**Task:** Look for the word "LENG" in the entries below, then copy every line that has it.

**Stored data:**
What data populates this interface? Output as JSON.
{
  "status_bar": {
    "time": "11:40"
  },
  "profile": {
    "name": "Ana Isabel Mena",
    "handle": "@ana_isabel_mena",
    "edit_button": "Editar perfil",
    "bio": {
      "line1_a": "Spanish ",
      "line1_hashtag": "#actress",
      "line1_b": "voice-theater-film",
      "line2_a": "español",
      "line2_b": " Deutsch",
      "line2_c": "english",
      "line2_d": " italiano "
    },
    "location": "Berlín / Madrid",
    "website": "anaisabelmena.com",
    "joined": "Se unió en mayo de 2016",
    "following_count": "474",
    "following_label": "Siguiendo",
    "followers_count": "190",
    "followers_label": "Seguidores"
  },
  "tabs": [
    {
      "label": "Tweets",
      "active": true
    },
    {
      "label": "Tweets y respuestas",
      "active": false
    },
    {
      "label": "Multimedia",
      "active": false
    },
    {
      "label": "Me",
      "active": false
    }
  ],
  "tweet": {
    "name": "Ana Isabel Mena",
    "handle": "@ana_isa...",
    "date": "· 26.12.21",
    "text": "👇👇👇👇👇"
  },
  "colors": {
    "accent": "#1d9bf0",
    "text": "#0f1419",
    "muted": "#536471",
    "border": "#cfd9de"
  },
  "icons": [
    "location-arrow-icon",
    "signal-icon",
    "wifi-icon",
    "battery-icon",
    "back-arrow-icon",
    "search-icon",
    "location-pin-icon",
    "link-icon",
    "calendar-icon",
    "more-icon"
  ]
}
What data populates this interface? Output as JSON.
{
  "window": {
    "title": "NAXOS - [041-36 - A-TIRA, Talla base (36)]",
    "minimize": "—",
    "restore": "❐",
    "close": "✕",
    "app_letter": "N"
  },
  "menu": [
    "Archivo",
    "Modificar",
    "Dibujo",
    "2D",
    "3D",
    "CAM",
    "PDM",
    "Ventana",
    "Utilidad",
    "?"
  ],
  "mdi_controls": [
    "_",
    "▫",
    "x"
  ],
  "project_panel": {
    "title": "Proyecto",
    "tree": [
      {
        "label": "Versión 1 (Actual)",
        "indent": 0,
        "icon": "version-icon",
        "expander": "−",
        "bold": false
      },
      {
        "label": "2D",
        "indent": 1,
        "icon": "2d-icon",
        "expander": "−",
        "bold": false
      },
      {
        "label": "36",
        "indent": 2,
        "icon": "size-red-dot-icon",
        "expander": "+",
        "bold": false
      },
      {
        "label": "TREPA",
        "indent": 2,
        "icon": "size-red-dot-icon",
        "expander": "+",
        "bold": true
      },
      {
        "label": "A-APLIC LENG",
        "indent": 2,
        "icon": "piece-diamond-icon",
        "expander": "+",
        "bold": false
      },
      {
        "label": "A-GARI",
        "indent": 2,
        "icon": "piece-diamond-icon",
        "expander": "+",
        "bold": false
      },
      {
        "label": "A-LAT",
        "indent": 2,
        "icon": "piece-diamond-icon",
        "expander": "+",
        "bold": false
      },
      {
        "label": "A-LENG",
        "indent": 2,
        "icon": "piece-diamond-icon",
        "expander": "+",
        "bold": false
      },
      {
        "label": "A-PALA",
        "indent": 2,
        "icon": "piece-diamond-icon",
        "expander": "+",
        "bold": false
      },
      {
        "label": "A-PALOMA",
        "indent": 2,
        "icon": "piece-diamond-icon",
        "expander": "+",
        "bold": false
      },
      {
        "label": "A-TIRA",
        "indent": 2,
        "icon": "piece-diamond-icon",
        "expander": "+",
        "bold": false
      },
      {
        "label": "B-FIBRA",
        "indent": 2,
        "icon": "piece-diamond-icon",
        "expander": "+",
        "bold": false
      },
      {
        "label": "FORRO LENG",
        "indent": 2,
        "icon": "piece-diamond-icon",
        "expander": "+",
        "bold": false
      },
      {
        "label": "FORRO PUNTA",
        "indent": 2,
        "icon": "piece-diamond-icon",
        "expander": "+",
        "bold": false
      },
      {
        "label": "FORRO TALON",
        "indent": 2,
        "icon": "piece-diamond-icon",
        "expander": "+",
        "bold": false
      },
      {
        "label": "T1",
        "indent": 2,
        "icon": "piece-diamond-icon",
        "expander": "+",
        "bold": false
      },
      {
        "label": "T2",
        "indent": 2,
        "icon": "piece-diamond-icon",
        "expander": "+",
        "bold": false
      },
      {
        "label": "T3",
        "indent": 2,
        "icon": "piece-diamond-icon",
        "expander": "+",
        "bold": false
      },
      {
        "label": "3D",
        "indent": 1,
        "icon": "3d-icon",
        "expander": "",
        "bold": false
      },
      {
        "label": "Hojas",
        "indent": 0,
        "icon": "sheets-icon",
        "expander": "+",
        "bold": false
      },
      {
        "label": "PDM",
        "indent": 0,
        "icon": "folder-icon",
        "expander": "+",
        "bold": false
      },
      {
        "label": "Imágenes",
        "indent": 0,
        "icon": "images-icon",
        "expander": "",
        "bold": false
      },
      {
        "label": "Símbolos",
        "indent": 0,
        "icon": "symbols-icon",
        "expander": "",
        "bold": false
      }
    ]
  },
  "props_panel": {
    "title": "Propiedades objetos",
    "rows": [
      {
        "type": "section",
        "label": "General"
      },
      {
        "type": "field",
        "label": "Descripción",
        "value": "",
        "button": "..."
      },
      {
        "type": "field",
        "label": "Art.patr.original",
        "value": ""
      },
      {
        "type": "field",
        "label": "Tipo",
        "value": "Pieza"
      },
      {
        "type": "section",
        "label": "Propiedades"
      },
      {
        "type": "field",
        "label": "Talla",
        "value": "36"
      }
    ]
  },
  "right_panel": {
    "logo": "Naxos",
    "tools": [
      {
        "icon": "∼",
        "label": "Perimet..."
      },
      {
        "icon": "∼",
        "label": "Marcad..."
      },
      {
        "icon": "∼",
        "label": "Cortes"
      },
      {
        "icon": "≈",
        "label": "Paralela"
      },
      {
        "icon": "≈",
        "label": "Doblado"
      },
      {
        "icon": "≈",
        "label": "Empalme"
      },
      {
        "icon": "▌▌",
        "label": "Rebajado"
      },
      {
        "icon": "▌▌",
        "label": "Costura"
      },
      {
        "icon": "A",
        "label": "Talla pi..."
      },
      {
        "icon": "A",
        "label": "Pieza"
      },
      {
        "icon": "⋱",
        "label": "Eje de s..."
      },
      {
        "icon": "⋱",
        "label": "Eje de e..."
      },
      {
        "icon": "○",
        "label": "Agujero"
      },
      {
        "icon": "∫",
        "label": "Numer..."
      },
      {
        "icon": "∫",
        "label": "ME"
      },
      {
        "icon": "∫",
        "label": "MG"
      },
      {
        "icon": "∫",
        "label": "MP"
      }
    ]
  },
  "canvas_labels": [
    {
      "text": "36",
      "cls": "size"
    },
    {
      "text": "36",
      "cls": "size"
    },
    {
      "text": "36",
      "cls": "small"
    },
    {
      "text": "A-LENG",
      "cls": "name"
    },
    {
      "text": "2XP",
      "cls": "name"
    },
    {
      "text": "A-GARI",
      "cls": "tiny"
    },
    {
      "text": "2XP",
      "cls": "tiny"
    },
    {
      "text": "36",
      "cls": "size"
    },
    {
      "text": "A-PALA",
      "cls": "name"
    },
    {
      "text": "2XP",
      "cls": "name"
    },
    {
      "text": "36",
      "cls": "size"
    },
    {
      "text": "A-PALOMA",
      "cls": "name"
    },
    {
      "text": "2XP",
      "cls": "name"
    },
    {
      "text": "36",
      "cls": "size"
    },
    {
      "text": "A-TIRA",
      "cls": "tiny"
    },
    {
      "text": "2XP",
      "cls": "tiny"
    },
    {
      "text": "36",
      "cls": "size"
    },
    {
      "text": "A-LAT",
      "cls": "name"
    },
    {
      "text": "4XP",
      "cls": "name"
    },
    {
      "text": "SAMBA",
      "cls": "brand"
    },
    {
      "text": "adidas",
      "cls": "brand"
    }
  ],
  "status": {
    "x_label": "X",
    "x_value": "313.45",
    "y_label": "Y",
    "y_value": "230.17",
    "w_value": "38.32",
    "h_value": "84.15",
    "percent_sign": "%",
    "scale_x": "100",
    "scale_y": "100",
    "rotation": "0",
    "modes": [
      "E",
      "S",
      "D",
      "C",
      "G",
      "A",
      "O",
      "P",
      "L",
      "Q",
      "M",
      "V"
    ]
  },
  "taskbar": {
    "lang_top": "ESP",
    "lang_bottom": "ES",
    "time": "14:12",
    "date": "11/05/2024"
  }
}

**Completed task:**
        "label": "A-APLIC LENG",
        "label": "A-LENG",
        "label": "FORRO LENG",
      "text": "A-LENG",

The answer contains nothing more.